(Element data from apps and pages)
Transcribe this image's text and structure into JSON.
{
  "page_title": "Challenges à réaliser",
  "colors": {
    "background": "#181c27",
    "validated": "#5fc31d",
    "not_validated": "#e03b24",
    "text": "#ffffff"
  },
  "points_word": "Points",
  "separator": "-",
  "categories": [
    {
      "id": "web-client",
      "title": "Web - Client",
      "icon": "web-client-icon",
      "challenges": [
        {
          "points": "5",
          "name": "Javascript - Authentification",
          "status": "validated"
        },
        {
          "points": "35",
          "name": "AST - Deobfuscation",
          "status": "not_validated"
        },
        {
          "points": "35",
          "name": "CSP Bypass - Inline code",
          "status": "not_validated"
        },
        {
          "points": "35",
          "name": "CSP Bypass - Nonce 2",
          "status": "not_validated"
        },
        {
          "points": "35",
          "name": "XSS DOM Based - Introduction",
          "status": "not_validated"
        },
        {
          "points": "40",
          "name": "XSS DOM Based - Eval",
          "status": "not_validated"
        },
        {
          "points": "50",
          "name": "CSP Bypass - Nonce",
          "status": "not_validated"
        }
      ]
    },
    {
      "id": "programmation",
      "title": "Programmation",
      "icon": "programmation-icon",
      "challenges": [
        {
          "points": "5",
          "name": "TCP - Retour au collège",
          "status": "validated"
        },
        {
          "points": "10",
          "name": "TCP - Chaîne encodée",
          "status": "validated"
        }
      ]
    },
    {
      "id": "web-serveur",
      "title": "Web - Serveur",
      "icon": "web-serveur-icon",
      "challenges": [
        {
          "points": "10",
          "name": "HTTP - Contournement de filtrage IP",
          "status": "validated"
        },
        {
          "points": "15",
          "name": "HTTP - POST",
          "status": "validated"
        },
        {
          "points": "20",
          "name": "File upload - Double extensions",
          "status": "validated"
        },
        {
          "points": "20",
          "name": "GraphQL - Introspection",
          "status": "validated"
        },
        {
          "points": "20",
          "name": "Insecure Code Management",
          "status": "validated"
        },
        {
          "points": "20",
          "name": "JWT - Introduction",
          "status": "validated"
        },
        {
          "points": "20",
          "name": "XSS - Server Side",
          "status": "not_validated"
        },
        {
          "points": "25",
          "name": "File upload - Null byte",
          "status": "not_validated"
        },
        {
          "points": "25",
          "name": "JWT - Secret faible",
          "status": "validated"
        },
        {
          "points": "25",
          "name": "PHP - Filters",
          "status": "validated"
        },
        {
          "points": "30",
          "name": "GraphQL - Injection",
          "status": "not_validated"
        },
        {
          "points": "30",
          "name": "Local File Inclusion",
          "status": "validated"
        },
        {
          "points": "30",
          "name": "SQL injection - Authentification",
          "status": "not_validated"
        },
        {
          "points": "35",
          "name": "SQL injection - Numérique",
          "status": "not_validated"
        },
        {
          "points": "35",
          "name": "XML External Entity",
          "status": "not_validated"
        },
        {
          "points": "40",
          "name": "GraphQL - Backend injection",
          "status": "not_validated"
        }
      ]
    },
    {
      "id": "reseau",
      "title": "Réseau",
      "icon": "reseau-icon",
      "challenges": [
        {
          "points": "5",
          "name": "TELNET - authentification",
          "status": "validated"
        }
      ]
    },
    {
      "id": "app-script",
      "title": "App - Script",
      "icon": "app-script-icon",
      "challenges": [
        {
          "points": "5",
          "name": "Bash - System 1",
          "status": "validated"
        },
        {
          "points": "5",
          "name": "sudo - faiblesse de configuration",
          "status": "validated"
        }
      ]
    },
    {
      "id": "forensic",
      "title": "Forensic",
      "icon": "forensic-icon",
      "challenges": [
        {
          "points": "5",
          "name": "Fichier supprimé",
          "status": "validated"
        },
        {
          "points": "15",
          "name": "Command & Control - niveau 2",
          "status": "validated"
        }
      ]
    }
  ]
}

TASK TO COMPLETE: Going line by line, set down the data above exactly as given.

EXERCISE OUTPUT:
Transcribe this image's text and structure into JSON.
{
  "page_title": "Challenges à réaliser",
  "colors": {
    "background": "#181c27",
    "validated": "#5fc31d",
    "not_validated": "#e03b24",
    "text": "#ffffff"
  },
  "points_word": "Points",
  "separator": "-",
  "categories": [
    {
      "id": "web-client",
      "title": "Web - Client",
      "icon": "web-client-icon",
      "challenges": [
        {
          "points": "5",
          "name": "Javascript - Authentification",
          "status": "validated"
        },
        {
          "points": "35",
          "name": "AST - Deobfuscation",
          "status": "not_validated"
        },
        {
          "points": "35",
          "name": "CSP Bypass - Inline code",
          "status": "not_validated"
        },
        {
          "points": "35",
          "name": "CSP Bypass - Nonce 2",
          "status": "not_validated"
        },
        {
          "points": "35",
          "name": "XSS DOM Based - Introduction",
          "status": "not_validated"
        },
        {
          "points": "40",
          "name": "XSS DOM Based - Eval",
          "status": "not_validated"
        },
        {
          "points": "50",
          "name": "CSP Bypass - Nonce",
          "status": "not_validated"
        }
      ]
    },
    {
      "id": "programmation",
      "title": "Programmation",
      "icon": "programmation-icon",
      "challenges": [
        {
          "points": "5",
          "name": "TCP - Retour au collège",
          "status": "validated"
        },
        {
          "points": "10",
          "name": "TCP - Chaîne encodée",
          "status": "validated"
        }
      ]
    },
    {
      "id": "web-serveur",
      "title": "Web - Serveur",
      "icon": "web-serveur-icon",
      "challenges": [
        {
          "points": "10",
          "name": "HTTP - Contournement de filtrage IP",
          "status": "validated"
        },
        {
          "points": "15",
          "name": "HTTP - POST",
          "status": "validated"
        },
        {
          "points": "20",
          "name": "File upload - Double extensions",
          "status": "validated"
        },
        {
          "points": "20",
          "name": "GraphQL - Introspection",
          "status": "validated"
        },
        {
          "points": "20",
          "name": "Insecure Code Management",
          "status": "validated"
        },
        {
          "points": "20",
          "name": "JWT - Introduction",
          "status": "validated"
        },
        {
          "points": "20",
          "name": "XSS - Server Side",
          "status": "not_validated"
        },
        {
          "points": "25",
          "name": "File upload - Null byte",
          "status": "not_validated"
        },
        {
          "points": "25",
          "name": "JWT - Secret faible",
          "status": "validated"
        },
        {
          "points": "25",
          "name": "PHP - Filters",
          "status": "validated"
        },
        {
          "points": "30",
          "name": "GraphQL - Injection",
          "status": "not_validated"
        },
        {
          "points": "30",
          "name": "Local File Inclusion",
          "status": "validated"
        },
        {
          "points": "30",
          "name": "SQL injection - Authentification",
          "status": "not_validated"
        },
        {
          "points": "35",
          "name": "SQL injection - Numérique",
          "status": "not_validated"
        },
        {
          "points": "35",
          "name": "XML External Entity",
          "status": "not_validated"
        },
        {
          "points": "40",
          "name": "GraphQL - Backend injection",
          "status": "not_validated"
        }
      ]
    },
    {
      "id": "reseau",
      "title": "Réseau",
      "icon": "reseau-icon",
      "challenges": [
        {
          "points": "5",
          "name": "TELNET - authentification",
          "status": "validated"
        }
      ]
    },
    {
      "id": "app-script",
      "title": "App - Script",
      "icon": "app-script-icon",
      "challenges": [
        {
          "points": "5",
          "name": "Bash - System 1",
          "status": "validated"
        },
        {
          "points": "5",
          "name": "sudo - faiblesse de configuration",
          "status": "validated"
        }
      ]
    },
    {
      "id": "forensic",
      "title": "Forensic",
      "icon": "forensic-icon",
      "challenges": [
        {
          "points": "5",
          "name": "Fichier supprimé",
          "status": "validated"
        },
        {
          "points": "15",
          "name": "Command & Control - niveau 2",
          "status": "validated"
        }
      ]
    }
  ]
}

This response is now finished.